BEGIN

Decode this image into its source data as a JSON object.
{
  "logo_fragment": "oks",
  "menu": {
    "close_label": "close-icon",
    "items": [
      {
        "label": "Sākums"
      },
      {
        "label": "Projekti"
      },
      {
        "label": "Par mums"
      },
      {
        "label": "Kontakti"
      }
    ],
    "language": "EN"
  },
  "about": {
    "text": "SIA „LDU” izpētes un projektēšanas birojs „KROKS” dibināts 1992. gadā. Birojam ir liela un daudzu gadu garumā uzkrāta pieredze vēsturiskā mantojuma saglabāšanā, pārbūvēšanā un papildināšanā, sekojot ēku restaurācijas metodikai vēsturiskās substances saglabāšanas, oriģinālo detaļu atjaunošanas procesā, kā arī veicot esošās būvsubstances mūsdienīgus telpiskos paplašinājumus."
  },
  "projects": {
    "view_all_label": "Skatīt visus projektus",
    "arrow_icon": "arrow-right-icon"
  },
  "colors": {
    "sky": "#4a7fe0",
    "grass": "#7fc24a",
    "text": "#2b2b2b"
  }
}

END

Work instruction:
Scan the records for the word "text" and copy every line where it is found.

Finished task:
    "text": "SIA „LDU” izpētes un projektēšanas birojs „KROKS” dibināts 1992. gadā. Birojam ir liela un daudzu gadu garumā uzkrāta pieredze vēsturiskā mantojuma saglabāšanā, pārbūvēšanā un papildināšanā, sekojot ēku restaurācijas metodikai vēsturiskās substances saglabāšanas, oriģinālo detaļu atjaunošanas procesā, kā arī veicot esošās būvsubstances mūsdienīgus telpiskos paplašinājumus."
    "text": "#2b2b2b"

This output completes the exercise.